The Mediaeval trade exchange was closed for three years for some extensive restoration work. Since it has been reopened, the place was only open for a couple of days to be shown and presented in its new glory. Then an art installation was presented last year, Llaüts Light, by Fabricio Plessi. The installation was fabulous but one could see nothing of the building’s splendid interior as the setting was all dark and blue. After that show, the Llonja was closed again, until now. I would recommend a visit to the Walking on Faces exhibition for two reasons: go, if you are interested in one of the finest buildings in Palma, in fact, in all of Mallorca. And go, if you should have presented yourself as one of the 1,878 faces participating. It sure is a nice feeling to be part of a larger project in such a prime location.

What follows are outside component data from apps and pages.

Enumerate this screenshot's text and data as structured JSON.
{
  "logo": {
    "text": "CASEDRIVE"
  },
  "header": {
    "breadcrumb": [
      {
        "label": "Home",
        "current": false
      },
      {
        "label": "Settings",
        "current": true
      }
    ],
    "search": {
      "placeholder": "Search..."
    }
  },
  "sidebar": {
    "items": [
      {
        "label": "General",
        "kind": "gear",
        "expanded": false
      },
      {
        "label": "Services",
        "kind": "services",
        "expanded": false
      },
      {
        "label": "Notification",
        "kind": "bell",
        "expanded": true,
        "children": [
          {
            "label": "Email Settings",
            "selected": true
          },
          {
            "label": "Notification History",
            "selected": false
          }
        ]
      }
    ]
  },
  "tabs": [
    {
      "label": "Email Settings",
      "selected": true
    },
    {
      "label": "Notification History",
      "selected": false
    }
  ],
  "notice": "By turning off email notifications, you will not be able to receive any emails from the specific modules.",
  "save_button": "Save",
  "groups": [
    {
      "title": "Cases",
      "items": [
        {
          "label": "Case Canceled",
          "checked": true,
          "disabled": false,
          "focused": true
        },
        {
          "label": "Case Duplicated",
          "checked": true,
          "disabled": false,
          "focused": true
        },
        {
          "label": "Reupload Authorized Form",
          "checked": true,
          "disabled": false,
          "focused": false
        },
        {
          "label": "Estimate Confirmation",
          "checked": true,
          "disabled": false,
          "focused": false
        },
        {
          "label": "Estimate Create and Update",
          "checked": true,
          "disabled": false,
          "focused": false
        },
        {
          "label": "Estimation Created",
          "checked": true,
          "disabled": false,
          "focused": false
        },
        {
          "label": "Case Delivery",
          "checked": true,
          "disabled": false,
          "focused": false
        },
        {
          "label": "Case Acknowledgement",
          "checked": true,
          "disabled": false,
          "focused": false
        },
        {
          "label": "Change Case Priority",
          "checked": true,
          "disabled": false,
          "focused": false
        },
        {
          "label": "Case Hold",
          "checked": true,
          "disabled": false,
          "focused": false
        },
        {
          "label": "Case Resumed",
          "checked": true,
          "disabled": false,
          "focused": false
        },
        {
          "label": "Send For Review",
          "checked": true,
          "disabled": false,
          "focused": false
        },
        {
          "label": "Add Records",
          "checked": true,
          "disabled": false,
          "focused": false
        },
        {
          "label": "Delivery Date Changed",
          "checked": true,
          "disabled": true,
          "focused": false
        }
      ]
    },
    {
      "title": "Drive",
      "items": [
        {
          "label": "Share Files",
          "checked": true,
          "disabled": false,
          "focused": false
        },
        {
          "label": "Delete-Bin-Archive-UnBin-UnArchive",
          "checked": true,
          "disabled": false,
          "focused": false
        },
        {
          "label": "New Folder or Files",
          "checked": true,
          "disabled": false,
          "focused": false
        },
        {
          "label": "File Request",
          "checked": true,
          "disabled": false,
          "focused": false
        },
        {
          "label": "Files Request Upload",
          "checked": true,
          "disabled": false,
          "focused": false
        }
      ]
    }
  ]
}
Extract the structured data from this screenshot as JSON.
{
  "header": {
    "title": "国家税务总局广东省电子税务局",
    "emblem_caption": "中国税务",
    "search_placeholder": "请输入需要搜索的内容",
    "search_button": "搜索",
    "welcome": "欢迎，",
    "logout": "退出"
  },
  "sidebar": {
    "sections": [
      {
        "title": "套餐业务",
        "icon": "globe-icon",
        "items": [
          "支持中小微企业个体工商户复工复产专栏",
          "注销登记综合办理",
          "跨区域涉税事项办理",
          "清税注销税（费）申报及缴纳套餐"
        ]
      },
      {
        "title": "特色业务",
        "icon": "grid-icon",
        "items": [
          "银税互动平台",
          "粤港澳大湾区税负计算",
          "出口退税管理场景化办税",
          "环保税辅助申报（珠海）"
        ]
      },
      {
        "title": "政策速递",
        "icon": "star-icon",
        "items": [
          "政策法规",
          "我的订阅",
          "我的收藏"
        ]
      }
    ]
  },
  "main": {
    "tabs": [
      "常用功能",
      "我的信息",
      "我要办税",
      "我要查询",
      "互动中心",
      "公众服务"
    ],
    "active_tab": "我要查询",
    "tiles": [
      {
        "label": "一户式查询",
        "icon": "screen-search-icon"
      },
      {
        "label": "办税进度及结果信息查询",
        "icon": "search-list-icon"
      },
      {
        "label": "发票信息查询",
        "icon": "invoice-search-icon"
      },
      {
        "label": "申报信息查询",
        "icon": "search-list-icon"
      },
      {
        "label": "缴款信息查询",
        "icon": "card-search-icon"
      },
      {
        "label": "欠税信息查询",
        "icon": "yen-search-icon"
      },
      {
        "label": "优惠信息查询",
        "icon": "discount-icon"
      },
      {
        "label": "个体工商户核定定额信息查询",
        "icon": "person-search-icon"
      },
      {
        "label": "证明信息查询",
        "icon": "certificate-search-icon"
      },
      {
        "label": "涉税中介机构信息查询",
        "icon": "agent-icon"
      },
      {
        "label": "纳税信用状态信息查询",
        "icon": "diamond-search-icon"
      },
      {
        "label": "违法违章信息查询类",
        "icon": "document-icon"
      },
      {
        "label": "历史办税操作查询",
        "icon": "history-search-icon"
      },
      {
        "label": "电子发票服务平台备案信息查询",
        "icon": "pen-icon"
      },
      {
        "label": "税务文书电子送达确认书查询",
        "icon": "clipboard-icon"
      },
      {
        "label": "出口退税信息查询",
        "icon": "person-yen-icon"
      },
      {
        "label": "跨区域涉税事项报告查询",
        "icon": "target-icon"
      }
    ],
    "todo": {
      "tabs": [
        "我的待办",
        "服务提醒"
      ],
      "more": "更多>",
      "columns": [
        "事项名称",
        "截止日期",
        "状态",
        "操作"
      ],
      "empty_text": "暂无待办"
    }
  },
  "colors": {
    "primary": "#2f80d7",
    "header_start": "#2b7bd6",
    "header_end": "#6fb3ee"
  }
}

You may have to spend quite some time before you find your portrait, but if you do, your face will light up, I am sure of that. If none of the above applies, go anyway. Walking on thousands of largely anonymous identities is perhaps part of the creative project of this exhibition. If nobody goes and treads on the faces, no wear and tear will occur and perhaps that deterioration is needed before one can see more than the flatness that is so obvious at this moment in time.

The photos were taken in Palma, Mallorca, Baleares, Spain. The date: July 10th, 2012. The time was 19:46:02 and 19:50:49, respectively.

Walking on Ice